Photos: Mike Massaro
“If we are divisive, it’s more a reflection on the sort of people who are divided, rather than us because we’re not setting out to do that. We’re not setting out to piss anyone off for the sake of it,” James, one sixth of avant-garde outfit HMLTD, states. Yet they certainly don’t shy away from rumour, and a wealth of polarising opinions surrounds them. “We do have a lot of great rumours. We always encourage them, no matter what they are,” he emphasises, “some of it’s got basis in truth, and some of it hasn’t”.
Formerly known as Happy Meal Ltd, HMLTD (‘humiliated’ minus the vowels in case you were wondering) have gained renown for their idiosyncratic, performative essence: “It’s quite funny that we’ve got this far on just showmanship,” James says, “I think at the moment the songs we play live are not really songs in a way and the live shows are complete showmanship.” HMLTD are just back from working on their debut album in LA and a somewhat jet-lagged James explains, “In terms of our upcoming album, none of the songs we play live are going to be on it. It’s going to be a whole new thing and that is where musicianship really comes into it. People are going to see ‘oh actually they do have songs’.” Their current repertoire of tracks comprises a distinct eclecticism; “They really do use a lot of different genres,” James agrees. “I think it’s because these days with Spotify and streaming you don’t really listen to one genre anymore, or one artist because everything’s kind of on a level and on a plate for you. So naturally everyone is into more genres because everyone’s listening to a really wide variety of things, so that’s kind of reflected in our music,” he muses, before adding, “It’s not something we consciously do, we don’t consciously try and mix genres, it just kind of comes out that way. It helps that we have a lot of people writing as well, it isn’t just one person writing so you get everyone’s sort of individual tastes come through”.
“We do have a lot of great rumours. We always encourage them, no matter what they are.”
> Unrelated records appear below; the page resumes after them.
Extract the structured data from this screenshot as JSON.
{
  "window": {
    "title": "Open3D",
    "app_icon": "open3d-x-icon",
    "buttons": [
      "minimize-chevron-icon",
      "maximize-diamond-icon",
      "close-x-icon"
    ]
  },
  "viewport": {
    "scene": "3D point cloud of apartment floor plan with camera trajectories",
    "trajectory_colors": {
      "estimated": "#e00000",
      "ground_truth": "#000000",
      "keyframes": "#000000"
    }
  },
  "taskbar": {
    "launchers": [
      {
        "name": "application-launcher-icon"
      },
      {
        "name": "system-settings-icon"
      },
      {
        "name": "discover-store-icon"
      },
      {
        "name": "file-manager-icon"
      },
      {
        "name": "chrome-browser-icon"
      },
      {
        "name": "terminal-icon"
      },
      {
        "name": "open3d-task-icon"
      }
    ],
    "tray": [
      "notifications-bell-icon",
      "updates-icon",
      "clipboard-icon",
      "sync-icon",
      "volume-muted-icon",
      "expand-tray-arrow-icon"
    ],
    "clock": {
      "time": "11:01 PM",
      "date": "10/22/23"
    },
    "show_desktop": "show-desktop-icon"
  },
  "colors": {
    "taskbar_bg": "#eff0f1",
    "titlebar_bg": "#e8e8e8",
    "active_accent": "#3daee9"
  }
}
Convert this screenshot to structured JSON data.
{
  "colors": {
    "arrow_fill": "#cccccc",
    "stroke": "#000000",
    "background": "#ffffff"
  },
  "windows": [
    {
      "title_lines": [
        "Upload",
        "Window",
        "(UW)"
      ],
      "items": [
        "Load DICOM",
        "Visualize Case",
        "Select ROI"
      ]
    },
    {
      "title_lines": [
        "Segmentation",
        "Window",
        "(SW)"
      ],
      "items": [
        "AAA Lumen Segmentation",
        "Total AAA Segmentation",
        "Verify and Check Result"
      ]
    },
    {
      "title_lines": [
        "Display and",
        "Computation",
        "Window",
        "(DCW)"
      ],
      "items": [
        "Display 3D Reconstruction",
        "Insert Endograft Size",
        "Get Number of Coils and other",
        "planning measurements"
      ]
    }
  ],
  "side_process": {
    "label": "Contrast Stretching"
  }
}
HMLTD have a reputation for fabricating immersive live shows, delivering a shock to the senses in every way possible. “We always collaborate with people. We never try and do it all ourselves because it would be ridiculous to do that and there’re so many people who are more talented at things than we are.” James details, “for the set design we work with a group called Brockenhurst and Sons. We’ll work with them and come up with a concept and then we’ll give them a budget and be like just run wild. Then on the day we’ll all go in and decorate it together.” Discussing current projects, he reveals “at the moment we’re working on another secret show in February and on the theme for that, which is looking to be infancy; like a babies kind of theme so that will be fun.”
“People are going to see ‘oh actually they do have songs’.”
Their visual aesthetic is undeniably as important as their sound. On the band’s distinctive, often androgynous style, “We’ve kind of always dressed like that,” James tells me, “it wasn’t a conscious choice when we joined the band to be like okay now we’re going to dress like this, but we do have a lot of influences.” London’s fashion scene has undoubtedly impacted them since the band’s genesis, something James emphasises. “We’ve been influenced a lot by people we’ve collaborated with. Charles Jeffery for example, we’ve worked with him in the past and he’s really rubbed off on us. I think there’s a wonderful collection of designers in London at the moment, it feels really fresh and I think inevitably we want to work with that and to sort of bring that out,” further explaining, “this is something we always wanted to do, we’re all into fashion personally. With Charles he reached out after seeing us live. And we ended up, with his previous collection, doing a showcase in Somerset House. He painted us all in different colours, head to toe, and then we were playing a song surrounding this big card sculpture but it was like the side of a building – it was really fantastic – done by Ed Curtis. So that was a really bizarre but great thing to do”.
“We’ve been influenced a lot by people we’ve collaborated with…”
If there were no practical limitations on what HMLTD could create, James assuredly answers that “it would attack every single sense. It would be like virtual reality, ideally. And at some point we will, as technology gets more advanced, put on virtual reality concerts because it will be so much easier and cheaper. But the ideal concert for me,” he envisages, “would be where it really just takes you out, you’re walking down the street and it just takes you into this completely different world where you can’t even know it’s a gig anymore. That’s the dream. We’ve not done that obviously, because it’s kind of impossible but with virtual reality making leaps and strides right now maybe in a couple of years it will be possible.” And knowing HMLTD, that prospect is as terrifying as it is thrilling.
HMLTD play The Station on 17th February, presented by Colston Hall. Their debut album is due this year.